• **Problem details**
Would you reproduce each line below exactly, leaving every picture out?

(Element data from apps and pages)
--*--

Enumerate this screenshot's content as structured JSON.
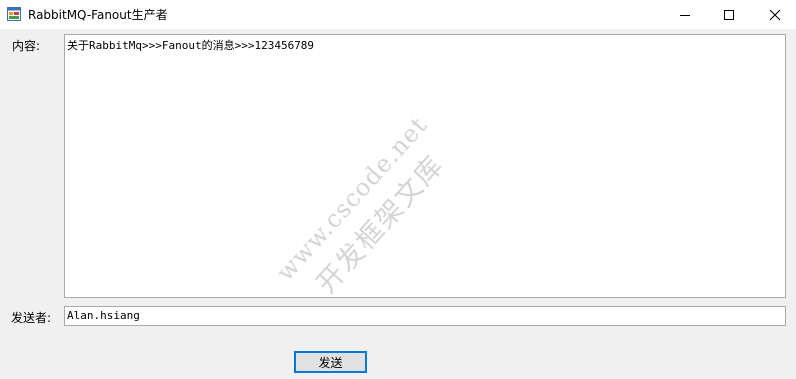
{
  "window": {
    "title": "RabbitMQ-Fanout生产者",
    "icon": "app-form-icon",
    "controls": [
      "minimize-icon",
      "maximize-icon",
      "close-icon"
    ]
  },
  "form": {
    "content_label": "内容:",
    "content_value": "关于RabbitMq>>>Fanout的消息>>>123456789",
    "sender_label": "发送者:",
    "sender_value": "Alan.hsiang",
    "send_button_label": "发送"
  },
  "watermark": {
    "line1": "www.cscode.net",
    "line2": "开发框架文库"
  },
  "colors": {
    "focus_border": "#0078d7",
    "window_bg": "#f0f0f0",
    "titlebar_bg": "#ffffff"
  }
}
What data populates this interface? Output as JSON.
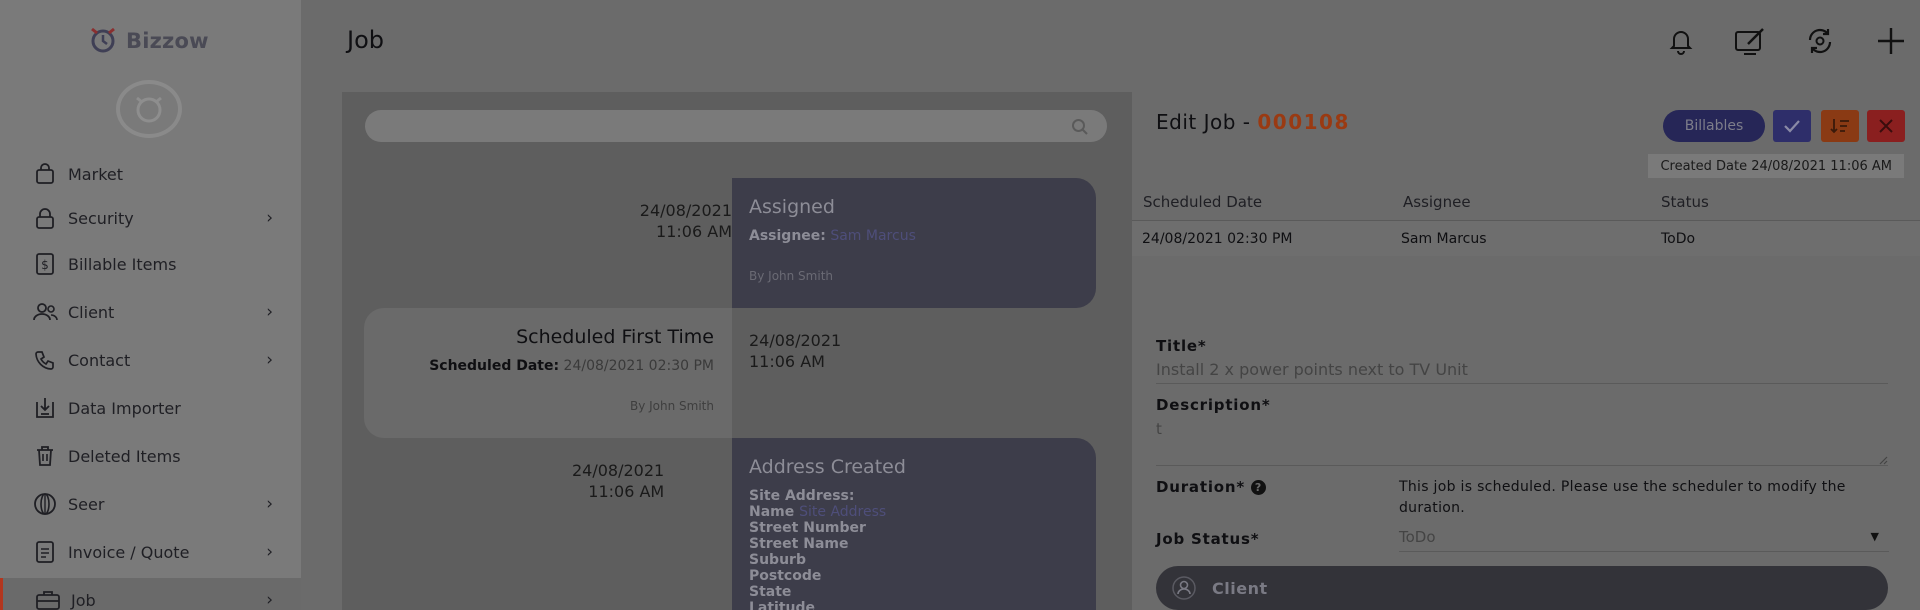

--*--

• **Answer to the exercise**
Enumerate this screenshot's content as structured JSON.
{
  "window": {
    "title": "RabbitMQ-Fanout生产者",
    "icon": "app-form-icon",
    "controls": [
      "minimize-icon",
      "maximize-icon",
      "close-icon"
    ]
  },
  "form": {
    "content_label": "内容:",
    "content_value": "关于RabbitMq>>>Fanout的消息>>>123456789",
    "sender_label": "发送者:",
    "sender_value": "Alan.hsiang",
    "send_button_label": "发送"
  },
  "watermark": {
    "line1": "www.cscode.net",
    "line2": "开发框架文库"
  },
  "colors": {
    "focus_border": "#0078d7",
    "window_bg": "#f0f0f0",
    "titlebar_bg": "#ffffff"
  }
}
What data populates this interface? Output as JSON.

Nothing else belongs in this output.